The proposals for redevelopment of the 1,500-acre estate included the conversion of the house into nine townhouses. Unlike in many other cases of ‘enabling development’ where the setting of the house is compromised through the encroachment of the housing, the plan put forward placed the residential estate well to the east of the house, thus protecting it. With the bankruptcy of FM Developments these plans have been thrown into doubt and local planning officers are now working on the assumption that the development will not go ahead – despite local councillors being determined to resurrect the scheme. Unfortunately the danger is now that another, less sympathetic, developer will take on the project but may try to cram more houses in or extend the area of the estate taken for housing. This would be a real shame. Although the ideal but unlikely outcome would be the restoration of the house as a single family home, this project had developed as a good example of enabling development practiced in the right way, with sensitive restoration of the main house, protection of the setting of the house, and productive use of the estate.
In the early part of the 20th-century one option for a country house to avoid demolition was to be converted to institutional use. In this way, many houses became schools, hospitals or offices, but also some became religious institutions – for example, in the 1940s and 50s, Gloucestershire lost seven houses but twenty-two were converted to institutional use. Now with property prices rising but membership of convents falling, houses used for holy purposes are now being sold – and could once again be homes. Rempstone Hall in Leicestershire, currently the Holy Cross Convent, is on the market for £2.5m, as the nuns move to a purpose-built home nearby.
Rempstone Hall is a classically beautiful Georgian red-brick house, originally built in 1792 for William Gregory Williams, a major local landowner. Various families passed though the house usually keeping it as a secondary house to much grander seats elsewhere. By the beginning of the 20th-century it was unoccupied as probably, as with many other houses, at risk of demolition as the houses became surplus to requirements and a drain on finances already under pressure. Rempstone Hall was saved in 1909 when P.W. Carr moved in and made significant additions including a new north wing and a fine stable block before selling it in 1920 to the Derbyshire family from whom the Convent bought it in 1979 for just £110,000.

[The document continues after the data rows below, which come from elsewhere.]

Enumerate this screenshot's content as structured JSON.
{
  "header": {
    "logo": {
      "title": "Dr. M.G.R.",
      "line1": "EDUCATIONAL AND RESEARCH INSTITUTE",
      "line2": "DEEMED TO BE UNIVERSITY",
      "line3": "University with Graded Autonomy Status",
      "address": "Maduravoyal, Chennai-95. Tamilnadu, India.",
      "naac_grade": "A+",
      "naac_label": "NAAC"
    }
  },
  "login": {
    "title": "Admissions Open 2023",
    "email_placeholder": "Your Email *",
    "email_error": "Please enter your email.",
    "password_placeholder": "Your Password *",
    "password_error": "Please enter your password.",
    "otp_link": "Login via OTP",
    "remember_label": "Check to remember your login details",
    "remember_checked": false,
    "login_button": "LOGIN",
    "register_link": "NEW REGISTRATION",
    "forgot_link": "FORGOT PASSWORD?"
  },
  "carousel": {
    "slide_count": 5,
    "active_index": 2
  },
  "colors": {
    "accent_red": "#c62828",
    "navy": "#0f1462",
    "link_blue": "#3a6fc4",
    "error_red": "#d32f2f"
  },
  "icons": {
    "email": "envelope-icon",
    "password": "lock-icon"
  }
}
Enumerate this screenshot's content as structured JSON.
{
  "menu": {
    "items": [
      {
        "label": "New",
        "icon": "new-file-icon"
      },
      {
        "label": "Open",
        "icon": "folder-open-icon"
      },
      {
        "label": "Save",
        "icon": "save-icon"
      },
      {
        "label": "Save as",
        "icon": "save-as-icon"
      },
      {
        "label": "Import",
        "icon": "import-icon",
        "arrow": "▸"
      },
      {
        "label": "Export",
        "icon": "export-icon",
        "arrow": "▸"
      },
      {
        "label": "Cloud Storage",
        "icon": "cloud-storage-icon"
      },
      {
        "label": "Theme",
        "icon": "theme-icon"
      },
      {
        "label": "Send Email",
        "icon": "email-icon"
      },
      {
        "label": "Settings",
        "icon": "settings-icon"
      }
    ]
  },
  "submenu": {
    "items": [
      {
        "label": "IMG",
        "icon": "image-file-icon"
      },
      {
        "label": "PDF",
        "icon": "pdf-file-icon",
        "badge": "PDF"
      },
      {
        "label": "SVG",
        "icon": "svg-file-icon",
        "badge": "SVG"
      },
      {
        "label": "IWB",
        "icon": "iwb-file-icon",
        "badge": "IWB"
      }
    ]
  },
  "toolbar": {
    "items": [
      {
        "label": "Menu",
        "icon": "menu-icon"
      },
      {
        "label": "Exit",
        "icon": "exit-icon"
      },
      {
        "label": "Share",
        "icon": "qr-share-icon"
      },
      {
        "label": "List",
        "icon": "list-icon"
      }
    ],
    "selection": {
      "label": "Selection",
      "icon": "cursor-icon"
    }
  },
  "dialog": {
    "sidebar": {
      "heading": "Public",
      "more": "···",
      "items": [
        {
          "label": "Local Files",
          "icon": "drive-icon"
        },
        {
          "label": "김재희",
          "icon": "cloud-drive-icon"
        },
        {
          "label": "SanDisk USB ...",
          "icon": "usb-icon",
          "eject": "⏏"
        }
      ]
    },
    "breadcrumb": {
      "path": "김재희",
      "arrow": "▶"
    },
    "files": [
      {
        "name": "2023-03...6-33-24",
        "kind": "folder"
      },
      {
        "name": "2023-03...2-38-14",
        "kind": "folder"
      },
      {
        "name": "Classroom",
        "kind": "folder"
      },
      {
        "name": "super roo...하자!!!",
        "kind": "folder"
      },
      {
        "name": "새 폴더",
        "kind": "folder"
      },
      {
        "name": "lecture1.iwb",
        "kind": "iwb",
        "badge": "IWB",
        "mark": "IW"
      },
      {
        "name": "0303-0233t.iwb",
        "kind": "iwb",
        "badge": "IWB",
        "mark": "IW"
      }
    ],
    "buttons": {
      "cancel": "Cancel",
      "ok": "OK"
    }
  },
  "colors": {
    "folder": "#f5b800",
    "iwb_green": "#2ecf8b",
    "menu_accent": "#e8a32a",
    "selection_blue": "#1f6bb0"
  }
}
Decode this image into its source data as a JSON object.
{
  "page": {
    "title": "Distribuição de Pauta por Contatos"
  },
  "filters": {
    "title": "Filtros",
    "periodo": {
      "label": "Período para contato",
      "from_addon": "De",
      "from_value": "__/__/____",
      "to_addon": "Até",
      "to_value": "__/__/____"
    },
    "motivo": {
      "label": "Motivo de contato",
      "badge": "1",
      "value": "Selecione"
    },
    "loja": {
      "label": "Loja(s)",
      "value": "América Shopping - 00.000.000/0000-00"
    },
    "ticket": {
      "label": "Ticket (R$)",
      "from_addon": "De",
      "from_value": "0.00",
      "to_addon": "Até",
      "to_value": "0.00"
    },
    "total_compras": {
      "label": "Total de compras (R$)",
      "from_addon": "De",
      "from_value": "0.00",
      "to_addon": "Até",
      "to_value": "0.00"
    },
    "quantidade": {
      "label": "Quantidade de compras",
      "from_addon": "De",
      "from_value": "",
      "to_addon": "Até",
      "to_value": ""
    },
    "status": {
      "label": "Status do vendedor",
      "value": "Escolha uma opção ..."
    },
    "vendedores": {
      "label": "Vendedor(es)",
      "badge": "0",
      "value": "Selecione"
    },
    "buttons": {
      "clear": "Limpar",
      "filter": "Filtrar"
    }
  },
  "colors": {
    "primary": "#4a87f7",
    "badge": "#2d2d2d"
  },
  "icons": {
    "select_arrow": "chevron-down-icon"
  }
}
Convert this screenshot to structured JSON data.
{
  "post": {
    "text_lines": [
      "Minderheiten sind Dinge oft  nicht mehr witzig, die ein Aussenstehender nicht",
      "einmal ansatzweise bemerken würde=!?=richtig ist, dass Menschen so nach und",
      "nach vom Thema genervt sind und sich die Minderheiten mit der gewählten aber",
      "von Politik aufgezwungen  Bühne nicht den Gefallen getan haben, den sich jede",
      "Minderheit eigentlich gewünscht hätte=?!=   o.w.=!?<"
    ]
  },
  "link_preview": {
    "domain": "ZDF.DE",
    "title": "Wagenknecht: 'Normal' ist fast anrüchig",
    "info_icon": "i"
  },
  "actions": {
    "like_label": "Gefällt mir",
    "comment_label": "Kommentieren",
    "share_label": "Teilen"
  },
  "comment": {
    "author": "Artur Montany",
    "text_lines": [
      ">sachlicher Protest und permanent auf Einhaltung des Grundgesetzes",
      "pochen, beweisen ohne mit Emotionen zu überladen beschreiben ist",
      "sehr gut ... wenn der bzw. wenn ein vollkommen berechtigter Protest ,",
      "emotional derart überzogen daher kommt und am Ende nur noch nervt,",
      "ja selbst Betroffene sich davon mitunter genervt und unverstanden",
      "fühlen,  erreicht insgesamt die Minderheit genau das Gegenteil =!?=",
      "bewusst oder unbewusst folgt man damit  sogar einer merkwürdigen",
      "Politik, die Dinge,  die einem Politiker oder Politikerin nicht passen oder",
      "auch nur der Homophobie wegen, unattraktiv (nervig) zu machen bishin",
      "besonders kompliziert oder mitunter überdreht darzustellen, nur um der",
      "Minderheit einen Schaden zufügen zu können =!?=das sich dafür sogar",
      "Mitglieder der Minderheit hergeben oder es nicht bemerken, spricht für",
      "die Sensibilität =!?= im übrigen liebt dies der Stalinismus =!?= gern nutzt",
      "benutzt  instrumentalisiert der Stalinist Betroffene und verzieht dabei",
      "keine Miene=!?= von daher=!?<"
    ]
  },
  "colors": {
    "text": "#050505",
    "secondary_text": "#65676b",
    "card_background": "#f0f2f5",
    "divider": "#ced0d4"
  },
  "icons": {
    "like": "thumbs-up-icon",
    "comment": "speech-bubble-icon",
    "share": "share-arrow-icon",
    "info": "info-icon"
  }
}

During their time at Rempstone, the nuns have removed the exterior stucco to expose the warm red-bricks giving the house a bold appearance, the two red blocks framing an elegant loggia which faces the gently sloping lawn. At 21,000sqft this is undeniably a large house with 20 bedrooms, a large entrance hall with possibly Jacobean staircase, a sizable chapel and many other rooms. One downside of institutional use is the rather functional decor and Rempstone is no exception, with lino, acres of red carpet and various partitions which the new owner would need to remove; total renovation costs are estimated to be in the region of £500,000.
This fine and beautiful house, well-located in the Midlands, with 60-acres and several estate buildings, cries out for someone with taste to restore this house back to being a family home – which is helpfully the outcome favoured by the local planners.